**YOUR ASSIGNMENT**
Look through the material below and count the lines that hold "metric". Give that number by itself.

**MATERIALS PROVIDED**
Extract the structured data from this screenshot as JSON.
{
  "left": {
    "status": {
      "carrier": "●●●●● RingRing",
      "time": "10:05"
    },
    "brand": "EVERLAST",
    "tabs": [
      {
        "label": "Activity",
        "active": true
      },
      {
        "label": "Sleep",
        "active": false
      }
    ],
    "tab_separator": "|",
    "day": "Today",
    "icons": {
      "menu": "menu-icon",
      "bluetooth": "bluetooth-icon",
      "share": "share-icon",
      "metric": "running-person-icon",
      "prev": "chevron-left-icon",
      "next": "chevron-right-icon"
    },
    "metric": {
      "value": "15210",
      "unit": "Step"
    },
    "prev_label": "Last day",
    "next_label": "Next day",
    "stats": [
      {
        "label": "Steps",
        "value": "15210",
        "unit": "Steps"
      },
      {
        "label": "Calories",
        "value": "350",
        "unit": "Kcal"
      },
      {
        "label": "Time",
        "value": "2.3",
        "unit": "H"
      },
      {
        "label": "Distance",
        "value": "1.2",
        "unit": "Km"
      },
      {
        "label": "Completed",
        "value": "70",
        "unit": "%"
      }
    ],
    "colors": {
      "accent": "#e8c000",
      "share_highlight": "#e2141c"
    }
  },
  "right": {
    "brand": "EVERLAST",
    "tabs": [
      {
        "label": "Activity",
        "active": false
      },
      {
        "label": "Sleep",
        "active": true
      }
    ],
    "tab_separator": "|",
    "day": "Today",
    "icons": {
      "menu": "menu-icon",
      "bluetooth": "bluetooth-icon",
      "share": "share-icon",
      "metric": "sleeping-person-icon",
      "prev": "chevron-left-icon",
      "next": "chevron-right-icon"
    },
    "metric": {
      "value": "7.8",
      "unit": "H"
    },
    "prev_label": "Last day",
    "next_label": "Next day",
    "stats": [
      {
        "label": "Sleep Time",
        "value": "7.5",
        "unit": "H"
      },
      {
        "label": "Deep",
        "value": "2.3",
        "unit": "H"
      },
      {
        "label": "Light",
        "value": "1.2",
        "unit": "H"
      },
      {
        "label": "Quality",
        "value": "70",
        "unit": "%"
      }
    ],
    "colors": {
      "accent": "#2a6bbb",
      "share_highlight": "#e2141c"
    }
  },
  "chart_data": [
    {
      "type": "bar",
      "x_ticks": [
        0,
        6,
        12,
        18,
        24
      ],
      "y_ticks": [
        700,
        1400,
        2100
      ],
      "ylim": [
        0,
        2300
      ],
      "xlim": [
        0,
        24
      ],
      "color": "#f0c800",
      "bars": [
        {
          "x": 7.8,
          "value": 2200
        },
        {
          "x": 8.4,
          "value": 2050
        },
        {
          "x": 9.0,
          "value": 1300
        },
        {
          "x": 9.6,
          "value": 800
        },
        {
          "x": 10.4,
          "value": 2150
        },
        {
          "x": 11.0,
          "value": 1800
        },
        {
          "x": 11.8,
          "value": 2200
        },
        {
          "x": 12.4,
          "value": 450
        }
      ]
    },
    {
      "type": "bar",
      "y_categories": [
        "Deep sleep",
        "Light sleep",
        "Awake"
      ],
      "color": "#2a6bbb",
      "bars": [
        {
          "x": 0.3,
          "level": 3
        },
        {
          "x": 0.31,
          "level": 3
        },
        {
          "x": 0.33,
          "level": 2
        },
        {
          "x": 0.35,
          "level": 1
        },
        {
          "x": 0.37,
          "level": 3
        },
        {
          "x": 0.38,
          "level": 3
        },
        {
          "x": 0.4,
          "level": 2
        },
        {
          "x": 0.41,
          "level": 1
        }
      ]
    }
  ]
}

**ANSWER**
4